We’ve all had that nasty feeling — our vlookup formula returns an error, leaving a screaming #N/A where you had expected to see numbers. This is usually because of some loophole in your dataset — for some reason, one of the entries for which you are looking up a value does not have a match.
This post assumes you have some knowledge on how to write a vlookup — for the basics, check out this tutorial from Microsoft.
In our example, we have the day’s sales for 50 or so stores, and we want to find a few of their sales. Vlookup is a good formula for this. We use a simple vlookup to find the store’s sales.
But there is a curveball. Store 57 isn’t giving us a value! This makes a pretty ugly result — it throws out our total. We find out that Store 57 is closed. They had 0 sales, not “N/A.” But because there wasn’t a store 57 in your source data, Εxcel returns an “N/A.”
There is a way to fix these formula meltdowns — it’s called IFERROR. Start your new formula with =IFERROR(. You will see the below pop up:
Translated, this means Excel will give you the result you ask for (the first part of the formula), unless there is an error, in which case it will give you whatever you want in the second part of the formula. We want to get the result of a vlookup, unless there is an error, in which case we want a 0.
Your new formula uses the same Vlookup, but there is cushion on both sides now — to avoid the dread N/A.

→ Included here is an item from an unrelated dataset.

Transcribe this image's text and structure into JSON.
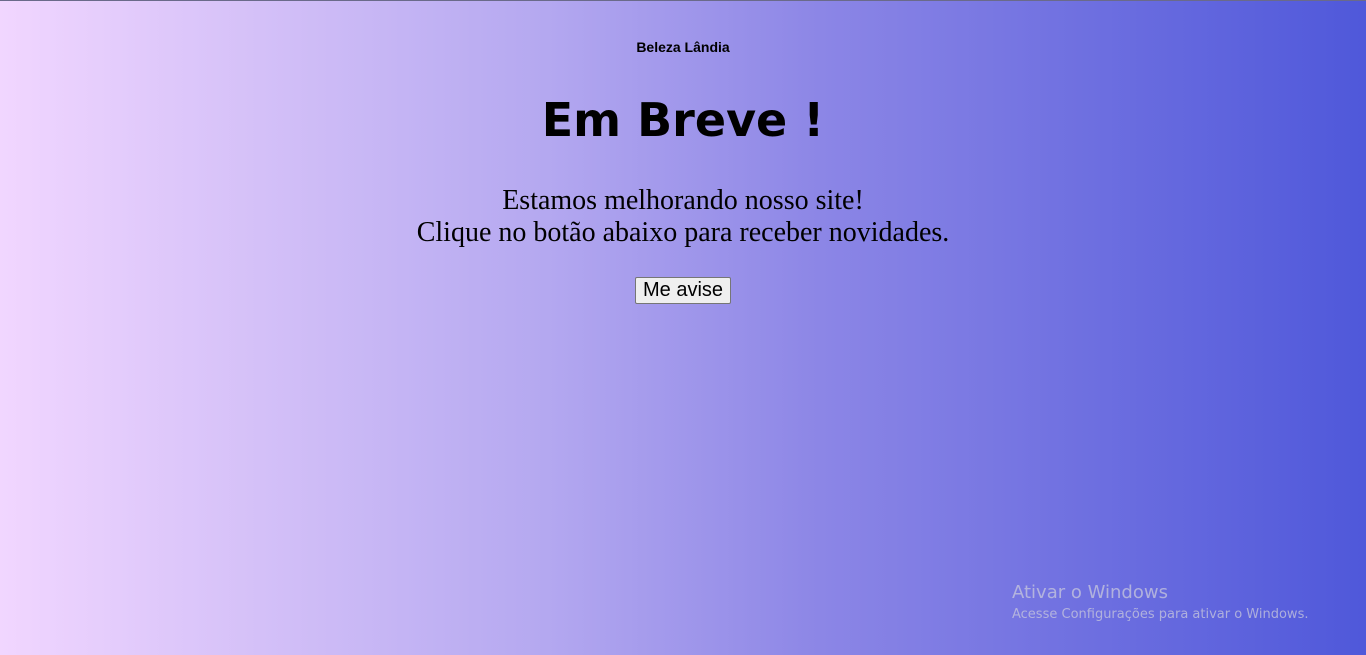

I have made a habit of coding all of my vlookups this way. If an entry is not getting a match, then I default its value to 0. This avoids the ugliness of an error.